Rain Barrels and Soil Moisture Sensors
***As of 6/9/2021 Rain Barrels are on back order. We do not have any rain barrels in stock until late July. Please continue to check back for an update or call us at 781-455-7550 x0
The Needham Water & Sewer Division is offering Rain Barrels and Soil Moisture Sensors for purchase at the Department of Public Works Building.
Soil Moisture Sensors...$150
To take advantage of this offer please call the Department of Public Works (DPW) Administration Office
(781) 455-7550, ext. 306
60 gallons stands 39 inches tall by 24 inches wide, weighs 20 pounds empty, food grade, Ultra Violet (UV) protected, highly durable, 3/16" polyethylene, green.
The rain barrel takes minutes to set up. The spigot, overflow valve, hose, and complete directions are packaged inside the barrel. All you need to do is prepare the downspout, insert the spigot, and overflow fittings into the pre-drilled holes and wait for rain!
Why use a Rain Barrel?
- They irrigate your lawn and garden
During the summer months it is estimated that nearly 40 percent of household water is used for lawn and garden maintenance. A rain barrel collects water and stores it for those times that you need it most - during the dry summer months. Using rain barrels potentially helps homeowners' lower water bills, while also improving the vitality of plants, flowers, trees and lawns.
- They redirect water from your roof to your lawn or garden
The average rainfall of one inch within a 24-hour period can produce more than 700 gallons of water that runs off the roof of a typical house. Much of this water runs from gutters onto surfaces that do not allow water to soak into the ground. These are called impervious surfaces and include concrete, asphalt, and compacted soil. Even commonly used sod has a very low infiltration rate and can be a major cause of increased runoff.
Soil Moisture Sensors
A Soil Moisture Sensors (SMS) is a sensor connected to an irrigation system controller that measures soil moisture content in the active root zone before each scheduled irrigation event and bypasses the cycle if soil moisture is above a user-defined set point. SMSs function similarly to rain sensors by bypassing irrigation events under rainy conditions, but by measuring soil moisture at the root zone they are more effective at minimizing irrigation when plants do not need additional water.

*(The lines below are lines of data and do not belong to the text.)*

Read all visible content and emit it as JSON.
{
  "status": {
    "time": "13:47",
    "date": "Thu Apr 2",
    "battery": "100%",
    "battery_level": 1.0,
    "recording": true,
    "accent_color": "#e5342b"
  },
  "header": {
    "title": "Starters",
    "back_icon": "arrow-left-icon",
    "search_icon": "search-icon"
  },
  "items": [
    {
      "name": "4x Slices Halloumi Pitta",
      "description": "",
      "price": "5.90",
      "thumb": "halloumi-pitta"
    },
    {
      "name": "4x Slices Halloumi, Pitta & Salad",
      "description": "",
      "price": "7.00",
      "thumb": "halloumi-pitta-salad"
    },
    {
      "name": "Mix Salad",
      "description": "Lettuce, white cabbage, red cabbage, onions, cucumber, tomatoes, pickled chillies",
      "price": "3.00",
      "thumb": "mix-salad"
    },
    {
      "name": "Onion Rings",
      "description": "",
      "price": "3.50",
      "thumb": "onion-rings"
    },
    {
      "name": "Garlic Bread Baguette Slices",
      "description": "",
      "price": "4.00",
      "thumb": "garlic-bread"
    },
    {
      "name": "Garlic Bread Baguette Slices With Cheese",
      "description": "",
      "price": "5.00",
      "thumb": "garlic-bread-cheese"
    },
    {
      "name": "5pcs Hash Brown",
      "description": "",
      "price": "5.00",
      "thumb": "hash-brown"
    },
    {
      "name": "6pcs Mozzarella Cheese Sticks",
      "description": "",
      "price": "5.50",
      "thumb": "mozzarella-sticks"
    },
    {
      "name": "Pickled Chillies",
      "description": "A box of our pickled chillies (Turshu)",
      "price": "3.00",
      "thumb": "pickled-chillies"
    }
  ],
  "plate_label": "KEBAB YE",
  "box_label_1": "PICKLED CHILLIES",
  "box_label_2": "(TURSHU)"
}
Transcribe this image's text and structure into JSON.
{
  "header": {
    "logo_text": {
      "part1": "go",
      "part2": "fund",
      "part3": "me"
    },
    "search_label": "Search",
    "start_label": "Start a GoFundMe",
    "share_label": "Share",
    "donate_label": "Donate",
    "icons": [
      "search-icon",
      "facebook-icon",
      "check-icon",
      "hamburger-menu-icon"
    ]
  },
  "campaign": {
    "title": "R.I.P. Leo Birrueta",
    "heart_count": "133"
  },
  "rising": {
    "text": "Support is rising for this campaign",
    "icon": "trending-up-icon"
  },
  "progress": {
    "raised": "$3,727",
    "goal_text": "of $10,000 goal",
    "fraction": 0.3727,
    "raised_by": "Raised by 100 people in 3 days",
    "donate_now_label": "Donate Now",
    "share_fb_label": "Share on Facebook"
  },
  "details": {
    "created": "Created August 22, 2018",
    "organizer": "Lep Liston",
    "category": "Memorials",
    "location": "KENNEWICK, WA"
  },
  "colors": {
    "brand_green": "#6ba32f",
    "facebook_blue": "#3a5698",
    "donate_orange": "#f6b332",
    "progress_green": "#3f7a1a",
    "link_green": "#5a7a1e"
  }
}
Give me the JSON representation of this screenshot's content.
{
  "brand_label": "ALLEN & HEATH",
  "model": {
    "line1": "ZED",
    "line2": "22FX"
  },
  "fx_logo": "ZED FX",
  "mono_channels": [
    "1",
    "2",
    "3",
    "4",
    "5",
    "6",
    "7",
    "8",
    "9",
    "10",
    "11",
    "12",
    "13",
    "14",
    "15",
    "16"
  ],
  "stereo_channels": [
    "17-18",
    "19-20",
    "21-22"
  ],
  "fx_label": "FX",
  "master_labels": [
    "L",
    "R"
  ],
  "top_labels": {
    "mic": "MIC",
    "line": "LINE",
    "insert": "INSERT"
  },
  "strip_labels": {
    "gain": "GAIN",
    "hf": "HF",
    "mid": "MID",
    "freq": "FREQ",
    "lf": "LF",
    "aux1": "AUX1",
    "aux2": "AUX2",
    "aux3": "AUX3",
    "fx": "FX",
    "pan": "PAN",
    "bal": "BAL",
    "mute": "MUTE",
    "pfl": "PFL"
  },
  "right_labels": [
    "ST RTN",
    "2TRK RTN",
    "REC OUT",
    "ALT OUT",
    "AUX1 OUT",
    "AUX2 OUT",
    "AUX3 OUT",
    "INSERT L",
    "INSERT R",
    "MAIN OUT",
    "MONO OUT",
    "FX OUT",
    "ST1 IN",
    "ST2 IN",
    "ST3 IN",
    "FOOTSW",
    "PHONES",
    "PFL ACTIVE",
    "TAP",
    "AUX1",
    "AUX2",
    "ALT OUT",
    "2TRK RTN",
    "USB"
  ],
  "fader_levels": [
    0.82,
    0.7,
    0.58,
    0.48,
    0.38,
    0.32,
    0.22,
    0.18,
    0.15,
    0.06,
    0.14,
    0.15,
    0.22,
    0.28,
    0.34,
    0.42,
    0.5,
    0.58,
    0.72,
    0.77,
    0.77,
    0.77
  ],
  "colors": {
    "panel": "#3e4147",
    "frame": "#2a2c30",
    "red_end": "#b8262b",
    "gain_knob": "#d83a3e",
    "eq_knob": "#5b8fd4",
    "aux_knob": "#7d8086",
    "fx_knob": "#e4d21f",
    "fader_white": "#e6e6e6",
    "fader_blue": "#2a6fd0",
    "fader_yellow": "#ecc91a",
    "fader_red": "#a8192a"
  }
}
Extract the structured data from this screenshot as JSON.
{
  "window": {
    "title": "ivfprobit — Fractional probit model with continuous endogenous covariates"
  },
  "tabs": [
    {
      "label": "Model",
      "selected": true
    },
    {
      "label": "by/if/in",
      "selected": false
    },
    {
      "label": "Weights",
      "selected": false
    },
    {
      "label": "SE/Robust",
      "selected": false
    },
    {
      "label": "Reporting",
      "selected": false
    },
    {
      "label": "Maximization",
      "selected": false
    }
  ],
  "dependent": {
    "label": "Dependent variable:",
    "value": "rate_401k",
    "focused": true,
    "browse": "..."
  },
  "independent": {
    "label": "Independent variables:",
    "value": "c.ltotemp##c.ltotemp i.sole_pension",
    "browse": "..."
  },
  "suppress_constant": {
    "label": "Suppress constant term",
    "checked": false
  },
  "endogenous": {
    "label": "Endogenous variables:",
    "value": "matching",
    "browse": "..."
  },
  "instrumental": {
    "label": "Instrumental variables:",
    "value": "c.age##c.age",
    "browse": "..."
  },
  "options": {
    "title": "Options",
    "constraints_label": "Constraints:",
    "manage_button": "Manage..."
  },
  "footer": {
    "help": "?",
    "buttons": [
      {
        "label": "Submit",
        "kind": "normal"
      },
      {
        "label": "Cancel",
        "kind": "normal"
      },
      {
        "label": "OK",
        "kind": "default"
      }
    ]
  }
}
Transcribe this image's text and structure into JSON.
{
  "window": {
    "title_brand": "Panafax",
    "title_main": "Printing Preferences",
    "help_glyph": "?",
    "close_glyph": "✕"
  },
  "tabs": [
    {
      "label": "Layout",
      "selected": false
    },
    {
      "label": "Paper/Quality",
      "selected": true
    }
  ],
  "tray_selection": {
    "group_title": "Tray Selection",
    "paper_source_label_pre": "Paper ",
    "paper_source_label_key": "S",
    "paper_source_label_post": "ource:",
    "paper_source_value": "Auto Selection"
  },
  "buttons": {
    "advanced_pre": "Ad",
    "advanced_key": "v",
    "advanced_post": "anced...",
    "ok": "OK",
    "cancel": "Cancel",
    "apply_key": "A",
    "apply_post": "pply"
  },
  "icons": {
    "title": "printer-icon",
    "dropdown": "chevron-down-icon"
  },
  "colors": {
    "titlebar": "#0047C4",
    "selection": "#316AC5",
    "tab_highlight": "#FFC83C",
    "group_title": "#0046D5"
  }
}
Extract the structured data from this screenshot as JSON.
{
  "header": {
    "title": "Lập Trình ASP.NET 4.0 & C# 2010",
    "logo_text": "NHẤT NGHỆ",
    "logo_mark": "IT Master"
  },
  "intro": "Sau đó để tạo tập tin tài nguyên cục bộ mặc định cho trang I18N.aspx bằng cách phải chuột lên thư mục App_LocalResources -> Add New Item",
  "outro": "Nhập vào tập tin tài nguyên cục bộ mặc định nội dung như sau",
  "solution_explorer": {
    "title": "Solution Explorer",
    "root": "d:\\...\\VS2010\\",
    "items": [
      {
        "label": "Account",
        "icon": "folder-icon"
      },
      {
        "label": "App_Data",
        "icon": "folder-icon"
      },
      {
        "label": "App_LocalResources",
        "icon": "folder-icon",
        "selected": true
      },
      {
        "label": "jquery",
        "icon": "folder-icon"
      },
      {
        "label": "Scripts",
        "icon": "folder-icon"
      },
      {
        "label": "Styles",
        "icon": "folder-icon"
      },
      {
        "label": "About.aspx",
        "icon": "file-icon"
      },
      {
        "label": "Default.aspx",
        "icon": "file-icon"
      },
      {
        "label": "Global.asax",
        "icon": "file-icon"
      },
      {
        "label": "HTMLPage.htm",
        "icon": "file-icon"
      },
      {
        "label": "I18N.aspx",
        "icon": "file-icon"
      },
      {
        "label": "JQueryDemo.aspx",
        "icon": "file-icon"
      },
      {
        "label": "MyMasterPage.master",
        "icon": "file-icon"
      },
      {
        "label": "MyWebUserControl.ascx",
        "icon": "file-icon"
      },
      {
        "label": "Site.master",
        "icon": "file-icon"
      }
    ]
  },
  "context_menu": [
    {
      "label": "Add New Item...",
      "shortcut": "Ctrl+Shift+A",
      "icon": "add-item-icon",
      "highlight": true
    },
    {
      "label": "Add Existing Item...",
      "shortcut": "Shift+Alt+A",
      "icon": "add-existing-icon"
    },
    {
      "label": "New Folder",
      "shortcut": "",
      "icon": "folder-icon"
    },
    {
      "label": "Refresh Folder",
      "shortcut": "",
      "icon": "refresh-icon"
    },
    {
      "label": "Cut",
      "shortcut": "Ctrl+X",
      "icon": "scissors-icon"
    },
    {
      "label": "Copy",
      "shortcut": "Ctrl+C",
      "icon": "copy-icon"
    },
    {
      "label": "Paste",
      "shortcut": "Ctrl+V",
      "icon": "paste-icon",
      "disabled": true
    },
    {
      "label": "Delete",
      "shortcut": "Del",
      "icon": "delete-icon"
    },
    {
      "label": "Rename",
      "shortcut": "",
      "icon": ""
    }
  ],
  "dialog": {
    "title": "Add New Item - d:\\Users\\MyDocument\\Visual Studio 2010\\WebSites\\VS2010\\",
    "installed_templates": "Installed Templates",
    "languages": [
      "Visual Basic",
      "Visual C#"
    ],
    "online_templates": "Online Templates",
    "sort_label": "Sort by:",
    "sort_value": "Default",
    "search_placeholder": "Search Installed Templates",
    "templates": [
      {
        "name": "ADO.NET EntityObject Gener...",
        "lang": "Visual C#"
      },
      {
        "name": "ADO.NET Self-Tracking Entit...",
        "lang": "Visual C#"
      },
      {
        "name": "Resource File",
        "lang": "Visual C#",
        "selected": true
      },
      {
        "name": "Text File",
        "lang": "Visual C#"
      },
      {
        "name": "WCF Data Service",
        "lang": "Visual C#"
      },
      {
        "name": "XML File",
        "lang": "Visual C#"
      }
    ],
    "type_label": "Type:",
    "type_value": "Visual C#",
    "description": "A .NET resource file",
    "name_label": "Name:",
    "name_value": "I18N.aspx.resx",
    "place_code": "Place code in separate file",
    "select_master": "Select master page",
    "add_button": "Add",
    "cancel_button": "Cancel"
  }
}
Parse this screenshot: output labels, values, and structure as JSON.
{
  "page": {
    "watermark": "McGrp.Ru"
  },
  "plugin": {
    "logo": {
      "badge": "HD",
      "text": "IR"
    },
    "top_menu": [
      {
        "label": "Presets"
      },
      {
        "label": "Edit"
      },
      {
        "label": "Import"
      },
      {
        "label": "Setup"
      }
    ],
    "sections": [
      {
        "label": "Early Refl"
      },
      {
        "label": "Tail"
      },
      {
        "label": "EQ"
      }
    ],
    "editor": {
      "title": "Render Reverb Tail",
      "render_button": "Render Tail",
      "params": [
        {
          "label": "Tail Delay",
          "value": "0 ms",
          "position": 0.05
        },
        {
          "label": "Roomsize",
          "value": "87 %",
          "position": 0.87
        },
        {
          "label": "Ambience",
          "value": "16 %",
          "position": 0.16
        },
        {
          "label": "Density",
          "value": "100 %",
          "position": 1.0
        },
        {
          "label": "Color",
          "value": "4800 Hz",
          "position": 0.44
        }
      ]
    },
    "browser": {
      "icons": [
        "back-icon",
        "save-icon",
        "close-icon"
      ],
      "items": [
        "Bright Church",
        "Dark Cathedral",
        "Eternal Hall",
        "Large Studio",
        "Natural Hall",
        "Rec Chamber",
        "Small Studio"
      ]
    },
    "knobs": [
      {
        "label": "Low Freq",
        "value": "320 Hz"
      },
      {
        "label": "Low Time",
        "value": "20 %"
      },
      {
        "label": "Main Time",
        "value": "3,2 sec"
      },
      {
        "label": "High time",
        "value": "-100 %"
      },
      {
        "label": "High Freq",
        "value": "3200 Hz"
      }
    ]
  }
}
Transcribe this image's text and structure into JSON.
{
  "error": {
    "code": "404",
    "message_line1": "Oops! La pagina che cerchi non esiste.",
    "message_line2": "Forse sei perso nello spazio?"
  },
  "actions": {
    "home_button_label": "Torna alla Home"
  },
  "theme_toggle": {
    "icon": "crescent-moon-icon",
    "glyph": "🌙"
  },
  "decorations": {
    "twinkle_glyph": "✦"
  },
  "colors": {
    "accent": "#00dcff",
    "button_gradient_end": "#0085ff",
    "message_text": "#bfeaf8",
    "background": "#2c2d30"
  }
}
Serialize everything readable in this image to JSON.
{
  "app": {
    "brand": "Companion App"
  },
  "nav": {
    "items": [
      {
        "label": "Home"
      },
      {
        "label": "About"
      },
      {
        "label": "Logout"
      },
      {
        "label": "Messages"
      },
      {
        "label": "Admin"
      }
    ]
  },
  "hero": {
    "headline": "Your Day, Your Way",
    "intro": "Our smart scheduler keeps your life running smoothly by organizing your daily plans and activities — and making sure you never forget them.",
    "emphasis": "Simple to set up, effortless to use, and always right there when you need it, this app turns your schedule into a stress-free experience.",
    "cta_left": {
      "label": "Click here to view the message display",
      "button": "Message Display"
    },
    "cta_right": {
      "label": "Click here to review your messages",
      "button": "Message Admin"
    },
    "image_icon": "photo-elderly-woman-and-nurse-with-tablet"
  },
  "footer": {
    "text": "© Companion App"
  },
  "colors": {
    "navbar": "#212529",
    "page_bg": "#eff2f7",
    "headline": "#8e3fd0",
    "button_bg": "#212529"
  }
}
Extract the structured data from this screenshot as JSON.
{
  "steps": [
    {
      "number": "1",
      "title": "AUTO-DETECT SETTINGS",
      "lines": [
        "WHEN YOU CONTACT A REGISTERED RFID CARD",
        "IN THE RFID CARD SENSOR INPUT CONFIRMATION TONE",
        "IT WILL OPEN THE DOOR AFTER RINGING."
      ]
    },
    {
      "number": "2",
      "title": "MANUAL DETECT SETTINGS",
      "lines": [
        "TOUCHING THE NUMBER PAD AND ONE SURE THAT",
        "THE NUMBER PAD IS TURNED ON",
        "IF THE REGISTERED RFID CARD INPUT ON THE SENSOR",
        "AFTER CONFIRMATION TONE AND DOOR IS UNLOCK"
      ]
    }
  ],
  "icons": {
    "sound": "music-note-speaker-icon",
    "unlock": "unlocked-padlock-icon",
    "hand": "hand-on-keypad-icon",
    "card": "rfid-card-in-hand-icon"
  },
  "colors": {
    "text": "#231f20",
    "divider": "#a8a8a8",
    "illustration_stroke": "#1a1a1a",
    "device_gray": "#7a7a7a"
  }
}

In addition to conserving water, soil moisture sensors can also prevent issues like fertilizer runoff and will protect surrounding waterways.